Set to the soundtrack of Dylan’s ‘Kingsport Town’, this is truly legendary stuff.
Always keen to meet and chat to the Rockarchive photographers, in 2007 Jill Furmanovsky spent an afternoon with Don Hunstein at his apartment on Upper West Side New York. Don was the staff photographer at Columbia Records for many years and has photographed countless artists and musicians throughout his illustrious career.
He recounted stories of working with Miles Davis and Johnny Cash and talked about the day he photographed a young and up-and-coming Bob Dylan on the snowy streets of New York in ’63. “One roll of colour and a few quick black and whites”…resulted in one of Dylan’s most iconic album covers, The Freewheelin’. Fascinating stuff.
This conversation was recorded and filmed but, as so often happens with these kinds of things, the resulting material sat dormant, waiting for time in Jill’s busy schedule to craft it into a film.
Jill recorded conversations with several Rockarchive photographers over the years, and the vision was always to create a series of short films exploring the stories behind their iconic images.
In 2012 Yvonne McConaghy took on the role of producing these short films and together with editor Chris Ranson, produced this first in the series of documentaries for Rockarchive.
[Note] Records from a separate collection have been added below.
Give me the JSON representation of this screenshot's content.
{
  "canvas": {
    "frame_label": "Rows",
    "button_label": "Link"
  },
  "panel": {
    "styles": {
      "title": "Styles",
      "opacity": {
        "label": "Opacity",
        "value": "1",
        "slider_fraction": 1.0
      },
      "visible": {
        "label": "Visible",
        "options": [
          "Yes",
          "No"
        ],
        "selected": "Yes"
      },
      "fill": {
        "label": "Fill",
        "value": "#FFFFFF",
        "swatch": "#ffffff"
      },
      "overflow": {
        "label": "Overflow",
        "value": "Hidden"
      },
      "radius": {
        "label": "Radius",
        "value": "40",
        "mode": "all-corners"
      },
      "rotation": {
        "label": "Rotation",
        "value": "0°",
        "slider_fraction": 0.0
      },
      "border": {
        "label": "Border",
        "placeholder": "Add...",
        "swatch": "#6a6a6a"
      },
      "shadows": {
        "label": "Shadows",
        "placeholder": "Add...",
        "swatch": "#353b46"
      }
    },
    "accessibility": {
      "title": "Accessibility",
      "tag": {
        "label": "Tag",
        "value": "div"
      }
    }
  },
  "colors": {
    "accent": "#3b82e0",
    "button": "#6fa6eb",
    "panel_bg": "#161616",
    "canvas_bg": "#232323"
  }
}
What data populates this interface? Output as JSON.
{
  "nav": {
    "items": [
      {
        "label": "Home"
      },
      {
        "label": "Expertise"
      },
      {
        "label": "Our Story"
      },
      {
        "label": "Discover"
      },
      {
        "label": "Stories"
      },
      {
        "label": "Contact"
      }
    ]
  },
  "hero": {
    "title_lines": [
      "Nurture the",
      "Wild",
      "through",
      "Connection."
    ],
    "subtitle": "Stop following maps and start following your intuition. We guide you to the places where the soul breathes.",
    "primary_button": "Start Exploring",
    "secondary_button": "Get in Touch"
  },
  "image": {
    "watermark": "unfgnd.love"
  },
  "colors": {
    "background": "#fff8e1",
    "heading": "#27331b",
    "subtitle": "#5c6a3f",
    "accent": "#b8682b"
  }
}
P
Post production services were provided by one of London’s leading facility companies LipSync.
Set to the soundtrack of Dylan’s Kingsport Town, this film offers a fascinating vignette of a day when rock photographers had rolls of film and time to spend time with the artists without the barriers of PR and entourage.